Many in the Valley see the lynching as another instance of a fast deteriorating situation where the decades-old conflict has taken a huge human toll.
Srinagar: “Why did they do this to us?”asked Danish Ayoub, the son of police officer Mohammed Ayub Pandith who was lynched by a mob in downtown Srinagar on June 23, as his family and relatives struggle to make sense of the killing that has led to an outrage in the Valley.
Pandith, a deputy superintendent of police who was working in the security wing of Jammu and Kashmir police, was beaten to death by a mob outside Jamia Masjid, the main mosque in Srinagar, on Thursday (June 22), which was Shab-e-Qadr – an auspicious night for Muslims when, according to belief, the Quran was revealed to Prophet Muhammad.
The slain officer had left home at around 8:30 pm for “duty at the mosque,” according to Ayoub, saying he would return in the morning. The family had planned to celebrate this Eid together and their only daughter, who is studying MBBS in Bangladesh, had returned home some ten days ago.
While both Ayoub and his sister are in shock, their mother is inconsolable. “We are all waiting for you to celebrate Eid together…come for us,” she cried aloud.
Varying narratives of the attack
Narratives about the lynching vary. According to an eyewitness, the police officer, who was in civilian clothing, was caught by a group of youth for clicking pictures or videos of people around, accusing him of being a mukhbir (police spy).

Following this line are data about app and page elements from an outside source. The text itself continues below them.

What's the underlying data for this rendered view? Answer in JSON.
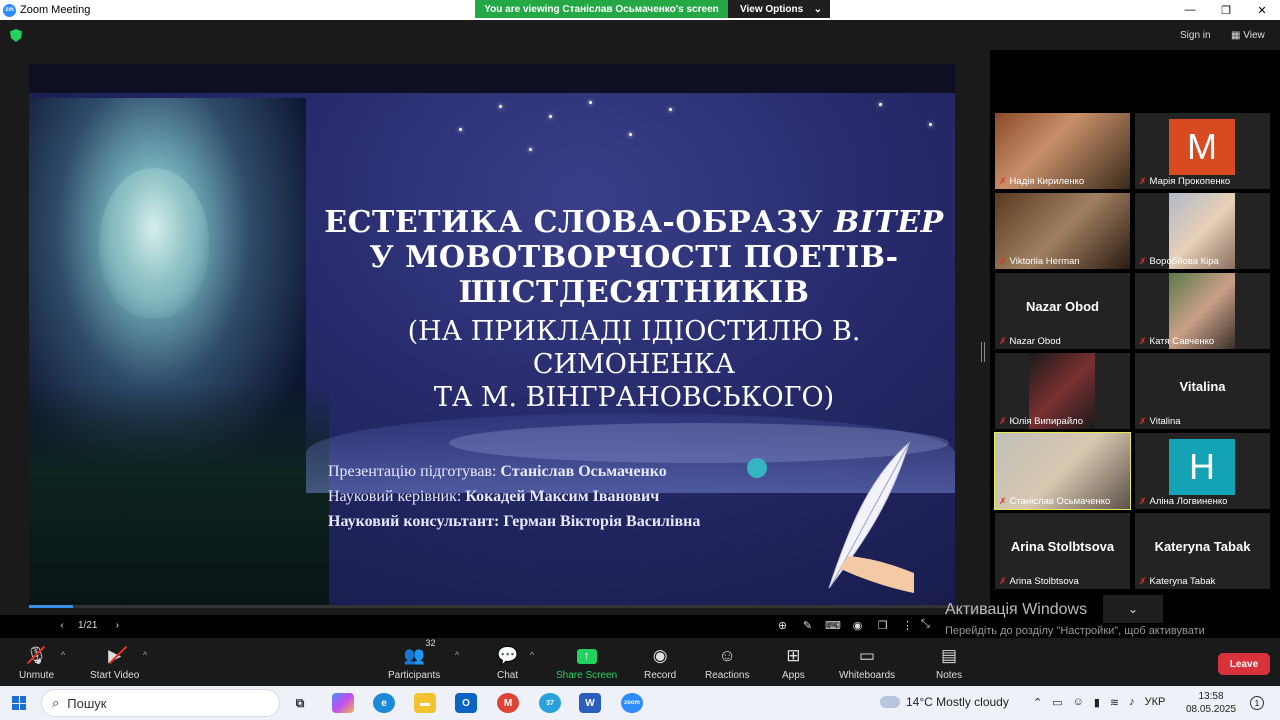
{
  "window": {
    "title": "Zoom Meeting",
    "minimize": "—",
    "maximize": "❐",
    "close": "✕"
  },
  "banner": {
    "message": "You are viewing Станіслав Осьмаченко's screen",
    "options": "View Options",
    "options_caret": "⌄"
  },
  "top": {
    "sign_in": "Sign in",
    "view": "View",
    "view_icon": "▦"
  },
  "slide": {
    "title_line1a": "ЕСТЕТИКА СЛОВА-ОБРАЗУ ",
    "title_line1b": "ВІТЕР",
    "title_line2": "У МОВОТВОРЧОСТІ ПОЕТІВ-",
    "title_line3": "ШІСТДЕСЯТНИКІВ",
    "subtitle_line1": "(НА ПРИКЛАДІ ІДІОСТИЛЮ В. СИМОНЕНКА",
    "subtitle_line2": "ТА М. ВІНГРАНОВСЬКОГО)",
    "credit1_label": "Презентацію підготував: ",
    "credit1_value": "Станіслав Осьмаченко",
    "credit2_label": "Науковий керівник: ",
    "credit2_value": "Кокадей Максим Іванович",
    "credit3_label": "Науковий консультант: ",
    "credit3_value": "Герман Вікторія Василівна",
    "page": "1/21",
    "progress_fraction": 0.0476
  },
  "slide_nav": {
    "prev": "‹",
    "next": "›"
  },
  "participants": [
    {
      "name": "Надія Кириленко",
      "type": "video"
    },
    {
      "name": "Марія Прокопенко",
      "type": "avatar",
      "letter": "M",
      "color": "#d84b20"
    },
    {
      "name": "Viktoriia Herman",
      "type": "video"
    },
    {
      "name": "Воробйова Кіра",
      "type": "video"
    },
    {
      "name": "Nazar Obod",
      "type": "text",
      "big": "Nazar Obod"
    },
    {
      "name": "Катя Савченко",
      "type": "video"
    },
    {
      "name": "Юлія Випирайло",
      "type": "video"
    },
    {
      "name": "Vitalina",
      "type": "text",
      "big": "Vitalina"
    },
    {
      "name": "Станіслав Осьмаченко",
      "type": "video",
      "active": true
    },
    {
      "name": "Аліна Логвиненко",
      "type": "avatar",
      "letter": "H",
      "color": "#13a3b4"
    },
    {
      "name": "Arina Stolbtsova",
      "type": "text",
      "big": "Arina Stolbtsova"
    },
    {
      "name": "Kateryna Tabak",
      "type": "text",
      "big": "Kateryna Tabak"
    }
  ],
  "activation": {
    "title": "Активація Windows",
    "subtitle": "Перейдіть до розділу \"Настройки\", щоб активувати Windows."
  },
  "toolbar": {
    "unmute": "Unmute",
    "start_video": "Start Video",
    "participants": "Participants",
    "participants_count": "32",
    "chat": "Chat",
    "share_screen": "Share Screen",
    "record": "Record",
    "reactions": "Reactions",
    "apps": "Apps",
    "whiteboards": "Whiteboards",
    "notes": "Notes",
    "leave": "Leave",
    "caret": "^"
  },
  "taskbar": {
    "search_placeholder": "Пошук",
    "weather": "14°C  Mostly cloudy",
    "lang": "УКР",
    "time": "13:58",
    "date": "08.05.2025",
    "notif_count": "1",
    "chrome_badge": "M",
    "telegram_badge": "37"
  },
  "colors": {
    "accent_green": "#23a845",
    "leave_red": "#d8333a",
    "active_outline": "#e6e94f",
    "zoom_blue": "#2d8cff"
  }
}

He was then asked to prove his identity by the youth who had by then grown in number and had started hitting him. “A few people tried to intervene but they were pushed to the side. Sensing a threat to his life, the policeman took out his pistol and fired at the youth, injuring three persons,” said the eyewitness. This, he said, enraged the mob who stripped him naked and started “hitting him with whatever they could lay their hands on,” which led to the police officer’s death.
According to local media reports, at least two men who were accompanying him had managed to flee. Policemen posted in the security wing do not wear uniform as a matter of service regulation.
The director general of police, S.P. Vaid, said Pandith was on “access control duty” outside the mosque to ensure protection of the people offering prayers there.
“They [the mob] had broken his jaws, his bones… this is not what Islam teaches us. It is barbarianism. It was a brutal murder,” said Umer, Pandith’s nephew.
The slain officer, described as honest and down-to-earth by relatives and neighbours, had “no craze of being a police official”. “He was so simple that most of the people in the locality don’t know that he was a police official,” Umer added.
According to another relative of Pandith, his body was lying on the road for more than 45 minutes before it was taken away by the police.
Social media outrage
The killing has led to outrage in Kashmir with people taking to social media to condemn the attack. “Deeply disturbed & condemn the brutal act at Nowhatta. Mob violence & public lynching is outside the parameters of our values & religion,” tweeted separatist Mirwaiz Umar Farooq, who had gone to the mosque past midnight to deliver his sermon.
“Act of stoning DySp Ayub Pandith in Nowhatta is barbaric & ghastly,” tweeted political commentator Gowhar Geelani.
Another user Mir Burhan tweeted: “Mob lynching reaches Kashmir, I am ashamed.”
The police, which has increasingly come under attack from both anti-India protesters and militants, has so far arrested five in connection with the killing. This year alone, the Jammu and Kashmir police has lost 16 personnel of the total 29 security personnel killed so far.
“Police is exercising maximum restraint in dealing with its own people. If they run out of patience, it will be a very difficult situation,” chief minister Mehbooba Mufti told reporters after the wreath laying ceremony of the slain officer.
She termed the killing as shameful while National Conference working president Omar Abdullah described the officer’s death as a “tragedy and the manner of his death a travesty.”
“Had he died of a bullet we would have no regrets. What was his crime that he was killed in such a barbaric and inhumane way?” asked the slain officer’s cousin Muhammad Abdullah Pandith.
Many see the lynching as an instance of the fast deteriorating situation in Kashmir where the decades-old conflict has taken a huge human toll. “This [lynching] is the outcome of extreme violence that Kashmiris are subjected to in daily life. It is now threatening to brutalise the society,” an elderly man told a group of mourners who were perplexed at the manner in which the police officer was killed.